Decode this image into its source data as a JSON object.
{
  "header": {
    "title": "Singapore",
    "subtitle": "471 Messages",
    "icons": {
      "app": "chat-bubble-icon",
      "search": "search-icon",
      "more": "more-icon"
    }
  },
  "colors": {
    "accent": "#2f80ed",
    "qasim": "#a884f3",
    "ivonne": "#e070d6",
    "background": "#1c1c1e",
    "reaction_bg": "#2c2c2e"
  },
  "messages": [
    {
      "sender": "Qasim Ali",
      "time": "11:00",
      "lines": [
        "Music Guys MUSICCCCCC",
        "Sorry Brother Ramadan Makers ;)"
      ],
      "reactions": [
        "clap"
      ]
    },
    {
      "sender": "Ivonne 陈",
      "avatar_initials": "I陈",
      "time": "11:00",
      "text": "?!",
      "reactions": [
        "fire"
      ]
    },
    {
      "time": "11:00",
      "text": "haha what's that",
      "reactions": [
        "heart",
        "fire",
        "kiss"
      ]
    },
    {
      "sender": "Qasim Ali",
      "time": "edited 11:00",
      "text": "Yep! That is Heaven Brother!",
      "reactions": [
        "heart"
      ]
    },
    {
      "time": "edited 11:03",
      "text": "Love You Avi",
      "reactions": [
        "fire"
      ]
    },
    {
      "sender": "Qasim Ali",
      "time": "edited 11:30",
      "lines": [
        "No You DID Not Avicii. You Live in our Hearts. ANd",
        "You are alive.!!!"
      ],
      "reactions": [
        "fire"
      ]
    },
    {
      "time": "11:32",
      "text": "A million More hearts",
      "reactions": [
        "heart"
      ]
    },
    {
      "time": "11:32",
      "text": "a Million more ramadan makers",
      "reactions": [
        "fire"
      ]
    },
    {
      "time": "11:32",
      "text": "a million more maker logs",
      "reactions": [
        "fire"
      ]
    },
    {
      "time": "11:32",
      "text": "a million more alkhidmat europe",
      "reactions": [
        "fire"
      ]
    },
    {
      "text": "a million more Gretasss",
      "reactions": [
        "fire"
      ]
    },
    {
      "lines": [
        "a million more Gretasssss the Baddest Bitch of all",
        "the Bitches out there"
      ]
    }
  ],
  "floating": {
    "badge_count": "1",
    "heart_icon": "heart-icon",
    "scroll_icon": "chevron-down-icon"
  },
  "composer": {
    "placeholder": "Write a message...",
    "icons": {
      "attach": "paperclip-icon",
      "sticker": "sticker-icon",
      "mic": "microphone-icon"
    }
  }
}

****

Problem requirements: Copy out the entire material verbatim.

Solution for this exercise:
Decode this image into its source data as a JSON object.
{
  "header": {
    "title": "Singapore",
    "subtitle": "471 Messages",
    "icons": {
      "app": "chat-bubble-icon",
      "search": "search-icon",
      "more": "more-icon"
    }
  },
  "colors": {
    "accent": "#2f80ed",
    "qasim": "#a884f3",
    "ivonne": "#e070d6",
    "background": "#1c1c1e",
    "reaction_bg": "#2c2c2e"
  },
  "messages": [
    {
      "sender": "Qasim Ali",
      "time": "11:00",
      "lines": [
        "Music Guys MUSICCCCCC",
        "Sorry Brother Ramadan Makers ;)"
      ],
      "reactions": [
        "clap"
      ]
    },
    {
      "sender": "Ivonne 陈",
      "avatar_initials": "I陈",
      "time": "11:00",
      "text": "?!",
      "reactions": [
        "fire"
      ]
    },
    {
      "time": "11:00",
      "text": "haha what's that",
      "reactions": [
        "heart",
        "fire",
        "kiss"
      ]
    },
    {
      "sender": "Qasim Ali",
      "time": "edited 11:00",
      "text": "Yep! That is Heaven Brother!",
      "reactions": [
        "heart"
      ]
    },
    {
      "time": "edited 11:03",
      "text": "Love You Avi",
      "reactions": [
        "fire"
      ]
    },
    {
      "sender": "Qasim Ali",
      "time": "edited 11:30",
      "lines": [
        "No You DID Not Avicii. You Live in our Hearts. ANd",
        "You are alive.!!!"
      ],
      "reactions": [
        "fire"
      ]
    },
    {
      "time": "11:32",
      "text": "A million More hearts",
      "reactions": [
        "heart"
      ]
    },
    {
      "time": "11:32",
      "text": "a Million more ramadan makers",
      "reactions": [
        "fire"
      ]
    },
    {
      "time": "11:32",
      "text": "a million more maker logs",
      "reactions": [
        "fire"
      ]
    },
    {
      "time": "11:32",
      "text": "a million more alkhidmat europe",
      "reactions": [
        "fire"
      ]
    },
    {
      "text": "a million more Gretasss",
      "reactions": [
        "fire"
      ]
    },
    {
      "lines": [
        "a million more Gretasssss the Baddest Bitch of all",
        "the Bitches out there"
      ]
    }
  ],
  "floating": {
    "badge_count": "1",
    "heart_icon": "heart-icon",
    "scroll_icon": "chevron-down-icon"
  },
  "composer": {
    "placeholder": "Write a message...",
    "icons": {
      "attach": "paperclip-icon",
      "sticker": "sticker-icon",
      "mic": "microphone-icon"
    }
  }
}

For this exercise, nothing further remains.